[The problem] When you copy the records, keep every word exact and leave the pictures out.

___ Records provided ___

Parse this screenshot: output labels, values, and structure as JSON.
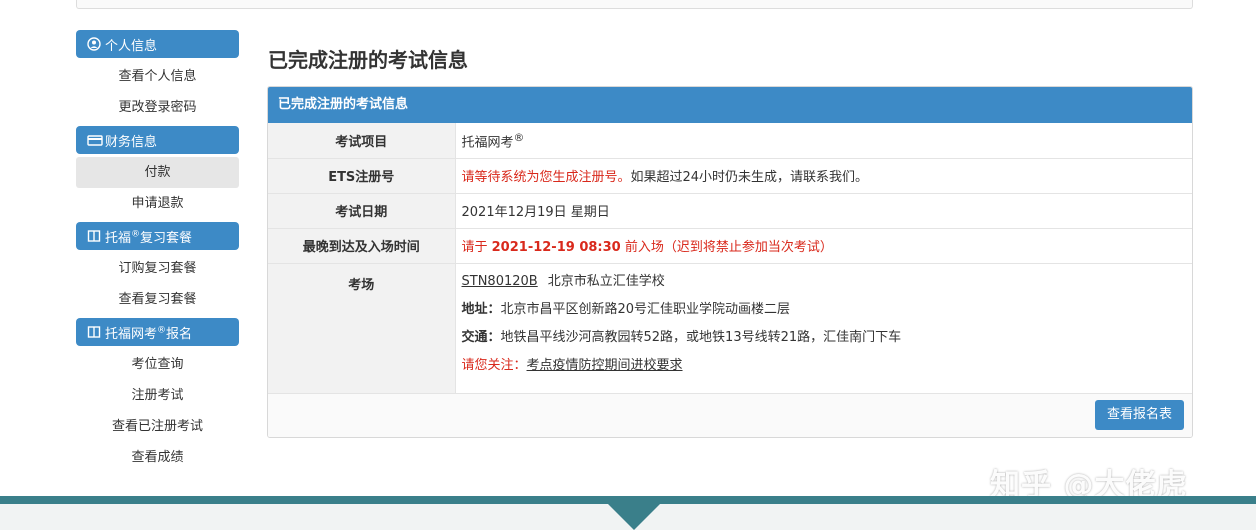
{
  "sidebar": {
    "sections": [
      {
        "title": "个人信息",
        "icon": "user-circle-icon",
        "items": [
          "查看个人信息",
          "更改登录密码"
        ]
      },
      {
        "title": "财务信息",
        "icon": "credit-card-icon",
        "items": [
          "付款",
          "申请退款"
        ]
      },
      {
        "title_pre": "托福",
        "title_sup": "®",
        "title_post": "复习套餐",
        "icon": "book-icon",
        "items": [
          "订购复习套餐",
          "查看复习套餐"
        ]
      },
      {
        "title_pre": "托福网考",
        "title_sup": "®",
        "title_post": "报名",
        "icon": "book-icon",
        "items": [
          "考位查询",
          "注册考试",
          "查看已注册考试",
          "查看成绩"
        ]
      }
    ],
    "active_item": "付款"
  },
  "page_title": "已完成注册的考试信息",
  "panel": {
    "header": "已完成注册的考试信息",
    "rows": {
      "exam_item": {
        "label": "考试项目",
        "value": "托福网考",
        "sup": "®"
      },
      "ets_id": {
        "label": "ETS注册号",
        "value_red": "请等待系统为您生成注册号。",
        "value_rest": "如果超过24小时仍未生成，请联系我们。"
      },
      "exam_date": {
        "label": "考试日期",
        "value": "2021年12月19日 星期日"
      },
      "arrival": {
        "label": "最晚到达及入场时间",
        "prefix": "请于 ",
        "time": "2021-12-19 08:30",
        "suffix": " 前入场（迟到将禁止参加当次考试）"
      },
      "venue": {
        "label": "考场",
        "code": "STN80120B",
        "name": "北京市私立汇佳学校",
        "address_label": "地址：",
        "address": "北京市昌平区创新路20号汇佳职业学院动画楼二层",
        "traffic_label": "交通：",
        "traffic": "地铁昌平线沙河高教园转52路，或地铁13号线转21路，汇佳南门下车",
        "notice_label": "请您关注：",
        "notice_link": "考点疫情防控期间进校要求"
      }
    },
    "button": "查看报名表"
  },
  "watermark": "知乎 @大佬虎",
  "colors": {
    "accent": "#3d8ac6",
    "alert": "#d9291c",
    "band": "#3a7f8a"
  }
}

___

[Output]
Parse this screenshot: output labels, values, and structure as JSON.
{
  "sidebar": {
    "sections": [
      {
        "title": "个人信息",
        "icon": "user-circle-icon",
        "items": [
          "查看个人信息",
          "更改登录密码"
        ]
      },
      {
        "title": "财务信息",
        "icon": "credit-card-icon",
        "items": [
          "付款",
          "申请退款"
        ]
      },
      {
        "title_pre": "托福",
        "title_sup": "®",
        "title_post": "复习套餐",
        "icon": "book-icon",
        "items": [
          "订购复习套餐",
          "查看复习套餐"
        ]
      },
      {
        "title_pre": "托福网考",
        "title_sup": "®",
        "title_post": "报名",
        "icon": "book-icon",
        "items": [
          "考位查询",
          "注册考试",
          "查看已注册考试",
          "查看成绩"
        ]
      }
    ],
    "active_item": "付款"
  },
  "page_title": "已完成注册的考试信息",
  "panel": {
    "header": "已完成注册的考试信息",
    "rows": {
      "exam_item": {
        "label": "考试项目",
        "value": "托福网考",
        "sup": "®"
      },
      "ets_id": {
        "label": "ETS注册号",
        "value_red": "请等待系统为您生成注册号。",
        "value_rest": "如果超过24小时仍未生成，请联系我们。"
      },
      "exam_date": {
        "label": "考试日期",
        "value": "2021年12月19日 星期日"
      },
      "arrival": {
        "label": "最晚到达及入场时间",
        "prefix": "请于 ",
        "time": "2021-12-19 08:30",
        "suffix": " 前入场（迟到将禁止参加当次考试）"
      },
      "venue": {
        "label": "考场",
        "code": "STN80120B",
        "name": "北京市私立汇佳学校",
        "address_label": "地址：",
        "address": "北京市昌平区创新路20号汇佳职业学院动画楼二层",
        "traffic_label": "交通：",
        "traffic": "地铁昌平线沙河高教园转52路，或地铁13号线转21路，汇佳南门下车",
        "notice_label": "请您关注：",
        "notice_link": "考点疫情防控期间进校要求"
      }
    },
    "button": "查看报名表"
  },
  "watermark": "知乎 @大佬虎",
  "colors": {
    "accent": "#3d8ac6",
    "alert": "#d9291c",
    "band": "#3a7f8a"
  }
}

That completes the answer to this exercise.